Jury deliberating in case of woman accused of staging suicide
Egita Jaunmaize charged over effort to cover up boyfriend’s alleged murder of housemate
Egita Jaunmaize told gardaí she was in fear for her life and acting on her boyfriend’s orders, having just seen him strangle Antra Ozolina.
A jury has started deliberating in the trial of a woman charged with staging the suicide of a woman her boyfriend had strangled in order to impede his prosecution.
Egita Jaunmaize (34) is charged with impeding the apprehension or prosecution of her boyfriend, knowing or believing him to have murdered her housemate Antra Ozolina (49) or to have committed some other arrestable offence.
Ms Jaunmaize, a mushroom picker originally from Latvia, admits placing a blue cord around Ms Ozolina’s neck so as to simulate her suicide to make it more difficult to establish her death was suspicious.
She has pleaded not guilty at the Central Criminal Court to carrying out the offence, without reasonable excuse, at their home at The Old Post, Main Street, Kilnaleck, Co Cavan, on or about June 27th, 2014.
She told gardaíthat she was in fear for her life and acting on her boyfriend’s orders at the time, having just seen him strangle Ms Ozolina.
The trial has heard that he has not been charged.
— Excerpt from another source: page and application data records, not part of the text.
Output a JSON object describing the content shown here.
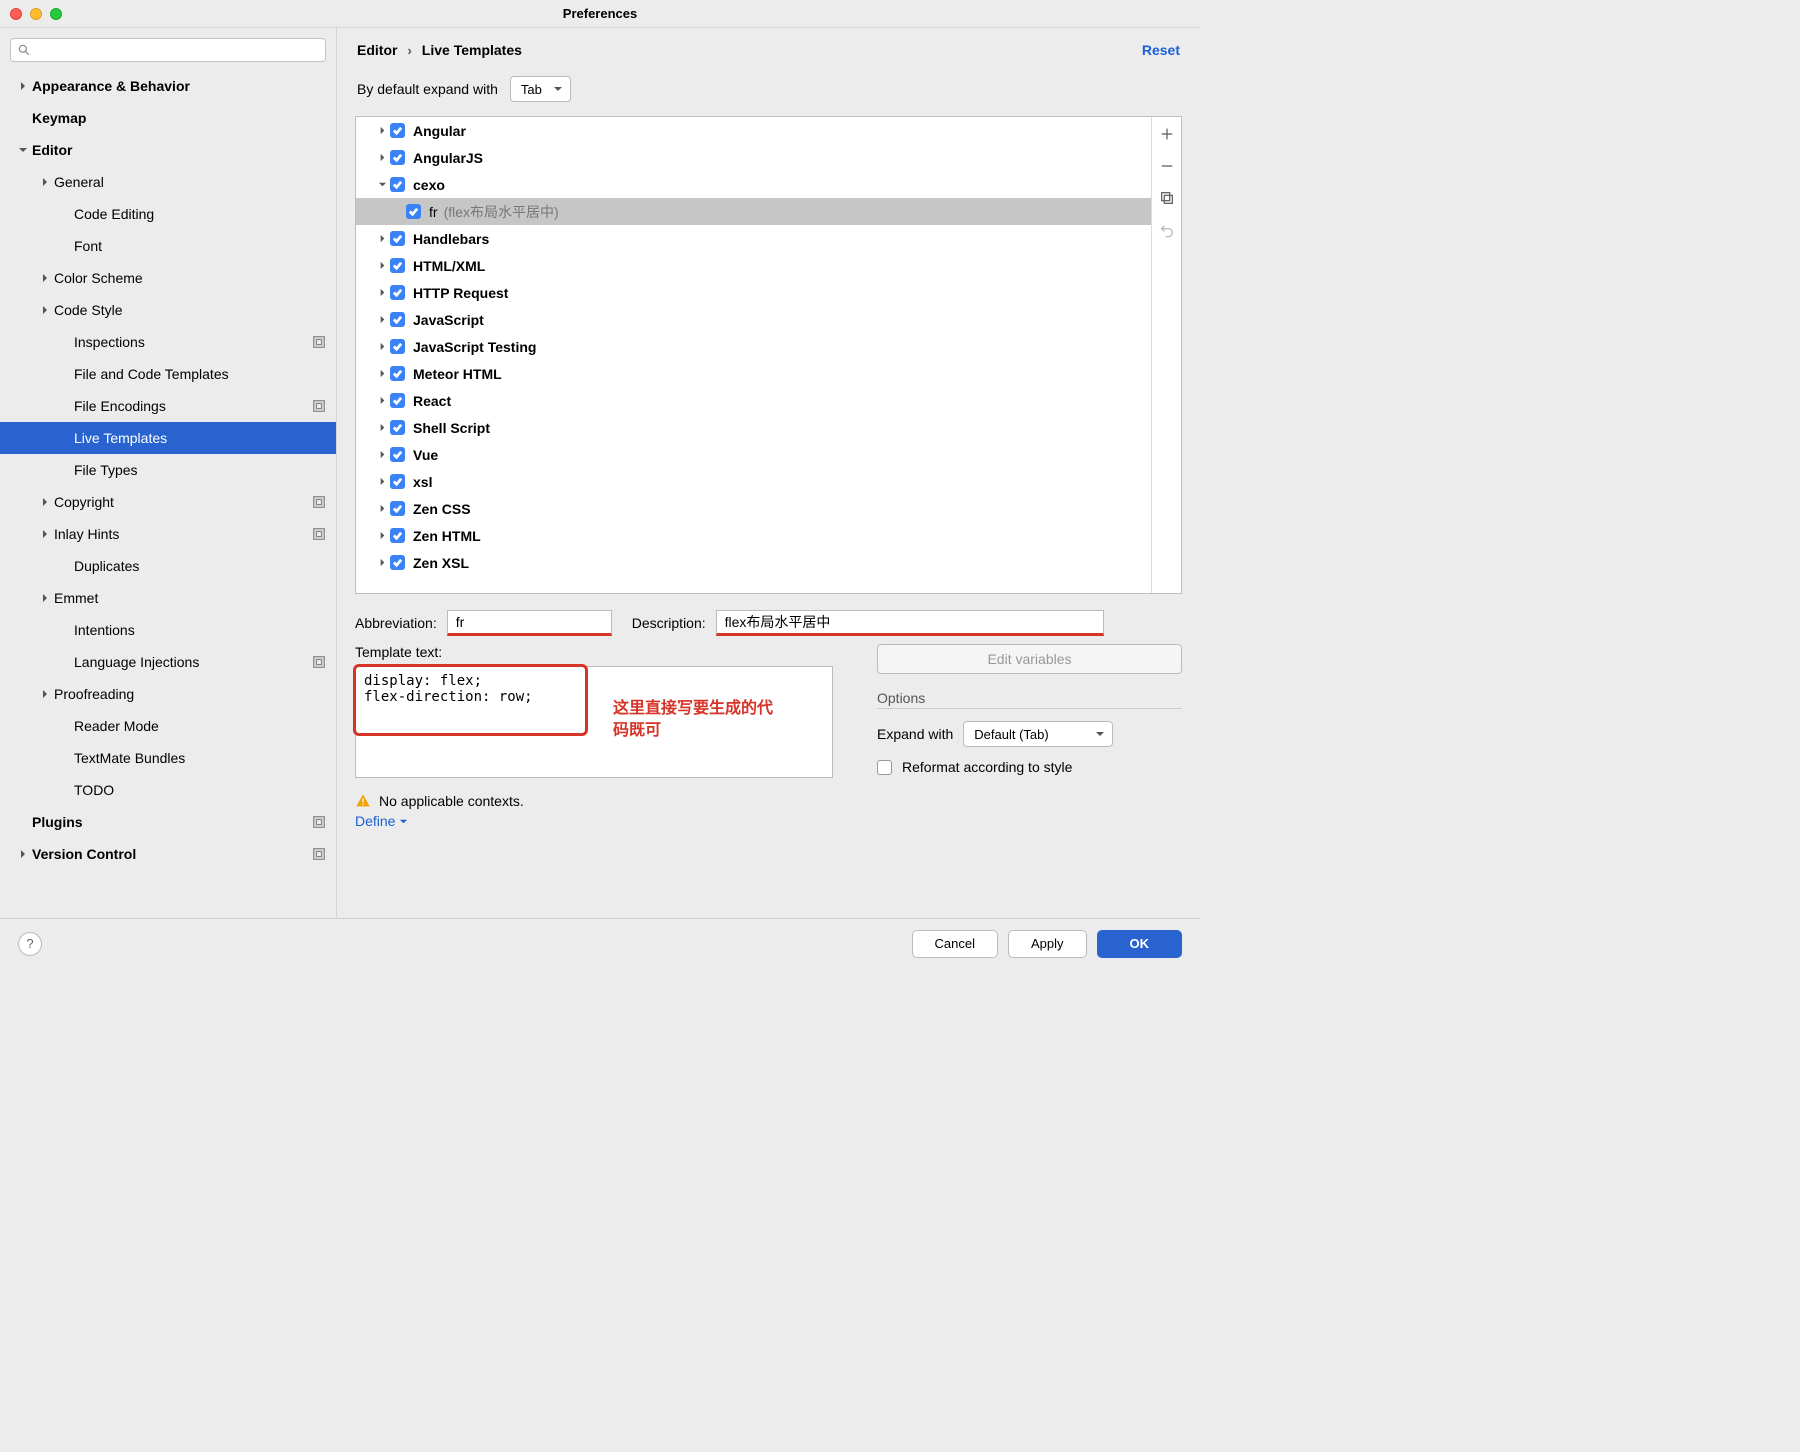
{
  "window": {
    "title": "Preferences"
  },
  "breadcrumb": {
    "a": "Editor",
    "b": "Live Templates",
    "reset": "Reset"
  },
  "expand": {
    "label": "By default expand with",
    "value": "Tab"
  },
  "sidebar": {
    "items": [
      {
        "label": "Appearance & Behavior",
        "depth": 0,
        "bold": true,
        "chev": "right"
      },
      {
        "label": "Keymap",
        "depth": 0,
        "bold": true
      },
      {
        "label": "Editor",
        "depth": 0,
        "bold": true,
        "chev": "down"
      },
      {
        "label": "General",
        "depth": 1,
        "chev": "right"
      },
      {
        "label": "Code Editing",
        "depth": 2
      },
      {
        "label": "Font",
        "depth": 2
      },
      {
        "label": "Color Scheme",
        "depth": 1,
        "chev": "right"
      },
      {
        "label": "Code Style",
        "depth": 1,
        "chev": "right"
      },
      {
        "label": "Inspections",
        "depth": 2,
        "badge": true
      },
      {
        "label": "File and Code Templates",
        "depth": 2
      },
      {
        "label": "File Encodings",
        "depth": 2,
        "badge": true
      },
      {
        "label": "Live Templates",
        "depth": 2,
        "selected": true
      },
      {
        "label": "File Types",
        "depth": 2
      },
      {
        "label": "Copyright",
        "depth": 1,
        "chev": "right",
        "badge": true
      },
      {
        "label": "Inlay Hints",
        "depth": 1,
        "chev": "right",
        "badge": true
      },
      {
        "label": "Duplicates",
        "depth": 2
      },
      {
        "label": "Emmet",
        "depth": 1,
        "chev": "right"
      },
      {
        "label": "Intentions",
        "depth": 2
      },
      {
        "label": "Language Injections",
        "depth": 2,
        "badge": true
      },
      {
        "label": "Proofreading",
        "depth": 1,
        "chev": "right"
      },
      {
        "label": "Reader Mode",
        "depth": 2
      },
      {
        "label": "TextMate Bundles",
        "depth": 2
      },
      {
        "label": "TODO",
        "depth": 2
      },
      {
        "label": "Plugins",
        "depth": 0,
        "bold": true,
        "badge": true
      },
      {
        "label": "Version Control",
        "depth": 0,
        "bold": true,
        "chev": "right",
        "badge": true
      }
    ]
  },
  "templates": {
    "groups": [
      {
        "label": "Angular",
        "chev": "right"
      },
      {
        "label": "AngularJS",
        "chev": "right"
      },
      {
        "label": "cexo",
        "chev": "down",
        "children": [
          {
            "abbr": "fr",
            "desc": "(flex布局水平居中)"
          }
        ]
      },
      {
        "label": "Handlebars",
        "chev": "right"
      },
      {
        "label": "HTML/XML",
        "chev": "right"
      },
      {
        "label": "HTTP Request",
        "chev": "right"
      },
      {
        "label": "JavaScript",
        "chev": "right"
      },
      {
        "label": "JavaScript Testing",
        "chev": "right"
      },
      {
        "label": "Meteor HTML",
        "chev": "right"
      },
      {
        "label": "React",
        "chev": "right"
      },
      {
        "label": "Shell Script",
        "chev": "right"
      },
      {
        "label": "Vue",
        "chev": "right"
      },
      {
        "label": "xsl",
        "chev": "right"
      },
      {
        "label": "Zen CSS",
        "chev": "right"
      },
      {
        "label": "Zen HTML",
        "chev": "right"
      },
      {
        "label": "Zen XSL",
        "chev": "right"
      }
    ]
  },
  "form": {
    "abbrev_label": "Abbreviation:",
    "abbrev_value": "fr",
    "desc_label": "Description:",
    "desc_value": "flex布局水平居中",
    "template_label": "Template text:",
    "template_value": "display: flex;\nflex-direction: row;",
    "edit_vars": "Edit variables",
    "options_title": "Options",
    "expand_with_label": "Expand with",
    "expand_with_value": "Default (Tab)",
    "reformat_label": "Reformat according to style",
    "no_context": "No applicable contexts.",
    "define": "Define"
  },
  "annotation": {
    "line1": "这里直接写要生成的代",
    "line2": "码既可"
  },
  "footer": {
    "cancel": "Cancel",
    "apply": "Apply",
    "ok": "OK"
  }
}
The neo-Nazi is currently being spoon-fed as a result of a traumatic brain injury sustained months later while fleeing after a car he had hijacked crashed.
The prosecution reminded the jury that the reason the accused gave gardaí for having lied initially was a fear of her boyfriend being sent back to Latvia, where he was wanted by the authorities.
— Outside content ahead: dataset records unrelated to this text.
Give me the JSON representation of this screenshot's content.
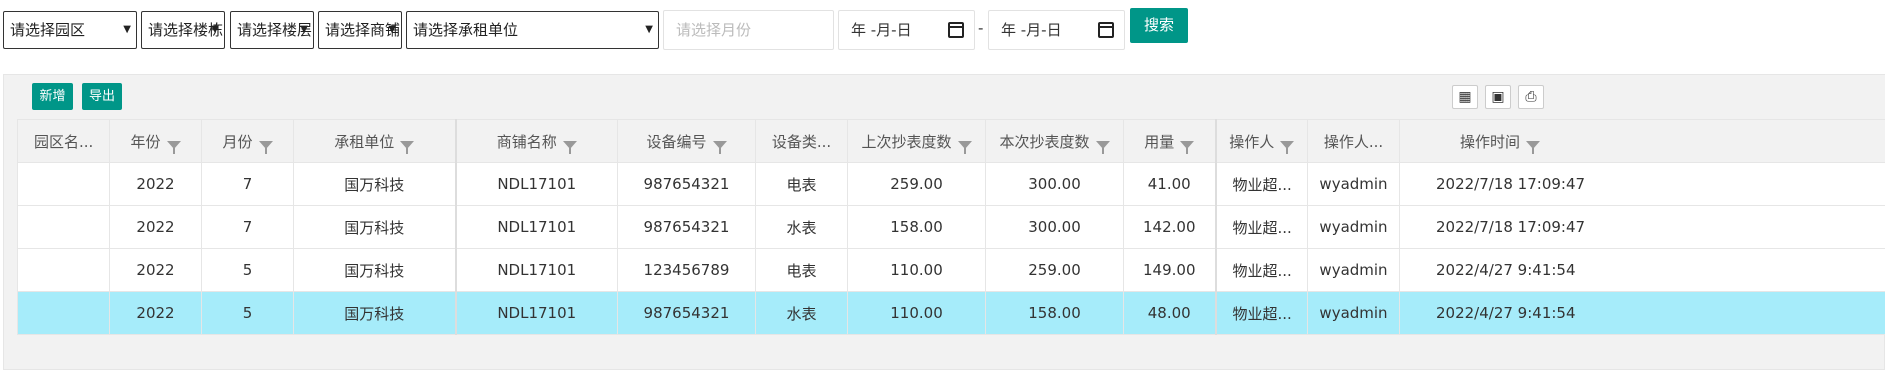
{
  "filters": {
    "park": "请选择园区",
    "building": "请选择楼栋",
    "floor": "请选择楼层",
    "shop": "请选择商铺",
    "tenant": "请选择承租单位",
    "month_placeholder": "请选择月份",
    "date_start": "年 -月-日",
    "date_end": "年 -月-日",
    "date_sep": "-",
    "search_label": "搜索"
  },
  "toolbar": {
    "add_label": "新增",
    "export_label": "导出",
    "icons": [
      "columns-icon",
      "export-icon",
      "print-icon"
    ]
  },
  "table": {
    "columns": [
      "园区名...",
      "年份",
      "月份",
      "承租单位",
      "商铺名称",
      "设备编号",
      "设备类...",
      "上次抄表度数",
      "本次抄表度数",
      "用量",
      "操作人",
      "操作人...",
      "操作时间"
    ],
    "rows": [
      [
        "",
        "2022",
        "7",
        "国万科技",
        "NDL17101",
        "987654321",
        "电表",
        "259.00",
        "300.00",
        "41.00",
        "物业超...",
        "wyadmin",
        "2022/7/18 17:09:47"
      ],
      [
        "",
        "2022",
        "7",
        "国万科技",
        "NDL17101",
        "987654321",
        "水表",
        "158.00",
        "300.00",
        "142.00",
        "物业超...",
        "wyadmin",
        "2022/7/18 17:09:47"
      ],
      [
        "",
        "2022",
        "5",
        "国万科技",
        "NDL17101",
        "123456789",
        "电表",
        "110.00",
        "259.00",
        "149.00",
        "物业超...",
        "wyadmin",
        "2022/4/27 9:41:54"
      ],
      [
        "",
        "2022",
        "5",
        "国万科技",
        "NDL17101",
        "987654321",
        "水表",
        "110.00",
        "158.00",
        "48.00",
        "物业超...",
        "wyadmin",
        "2022/4/27 9:41:54"
      ]
    ],
    "selected_row": 3
  },
  "colors": {
    "accent": "#009688",
    "selected_row": "#a6ecfa"
  }
}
Counsel pointed to the fact that she had continued a relationship with him afterwards, turning down a Garda offer of St Vincent de Paul accommodation.
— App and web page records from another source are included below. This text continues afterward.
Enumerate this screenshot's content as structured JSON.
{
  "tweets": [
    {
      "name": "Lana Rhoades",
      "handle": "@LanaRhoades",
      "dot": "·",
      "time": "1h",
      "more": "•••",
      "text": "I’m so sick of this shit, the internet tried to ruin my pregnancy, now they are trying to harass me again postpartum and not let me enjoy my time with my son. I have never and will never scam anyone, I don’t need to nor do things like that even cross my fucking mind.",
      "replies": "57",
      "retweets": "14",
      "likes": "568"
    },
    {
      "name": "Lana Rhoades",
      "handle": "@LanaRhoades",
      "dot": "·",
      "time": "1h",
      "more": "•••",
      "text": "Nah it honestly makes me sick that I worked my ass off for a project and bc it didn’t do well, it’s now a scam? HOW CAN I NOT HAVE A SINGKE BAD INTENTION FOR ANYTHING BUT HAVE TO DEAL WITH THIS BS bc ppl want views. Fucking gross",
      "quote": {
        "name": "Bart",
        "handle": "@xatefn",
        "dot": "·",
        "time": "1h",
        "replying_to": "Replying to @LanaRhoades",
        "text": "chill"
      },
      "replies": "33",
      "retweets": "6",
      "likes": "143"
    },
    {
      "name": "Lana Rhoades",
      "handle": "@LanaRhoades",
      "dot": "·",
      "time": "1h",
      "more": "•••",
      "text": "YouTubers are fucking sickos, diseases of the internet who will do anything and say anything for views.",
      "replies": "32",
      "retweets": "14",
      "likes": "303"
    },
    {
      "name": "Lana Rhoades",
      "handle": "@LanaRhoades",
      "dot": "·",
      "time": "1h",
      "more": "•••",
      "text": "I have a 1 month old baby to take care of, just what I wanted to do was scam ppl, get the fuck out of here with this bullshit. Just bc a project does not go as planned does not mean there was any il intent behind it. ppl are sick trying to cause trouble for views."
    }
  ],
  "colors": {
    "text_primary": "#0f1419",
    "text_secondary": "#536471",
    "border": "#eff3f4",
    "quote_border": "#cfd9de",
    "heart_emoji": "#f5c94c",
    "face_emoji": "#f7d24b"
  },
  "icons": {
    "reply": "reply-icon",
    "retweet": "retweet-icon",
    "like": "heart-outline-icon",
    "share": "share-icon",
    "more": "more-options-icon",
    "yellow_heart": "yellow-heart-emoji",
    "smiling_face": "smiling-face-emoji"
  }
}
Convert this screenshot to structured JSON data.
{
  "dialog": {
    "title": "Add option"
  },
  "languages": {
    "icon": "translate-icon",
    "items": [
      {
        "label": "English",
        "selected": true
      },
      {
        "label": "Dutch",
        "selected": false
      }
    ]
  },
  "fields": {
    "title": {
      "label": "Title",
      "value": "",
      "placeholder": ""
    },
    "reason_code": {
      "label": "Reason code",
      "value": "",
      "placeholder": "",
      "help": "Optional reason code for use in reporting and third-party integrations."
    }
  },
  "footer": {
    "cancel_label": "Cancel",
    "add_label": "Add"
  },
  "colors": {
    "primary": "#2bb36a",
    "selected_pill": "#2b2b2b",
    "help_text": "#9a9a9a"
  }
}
Patrick Gageby SC, prosecuting, also pointed to what she told gardaí after his crash, when she was still living with him. “I know now I can’t help him, I can’t change him. I’m tired trying to help him.”
Giollaíosa Ó Lideadha SC, defending, asked the jurors to consider both duress and reasonable excuse as defences for his client.
“Look at the situation she was in and decide if there was a reasonable possibility she was in fear of death at the time,” he suggested.
The jury will resume their deliberations on Thursday.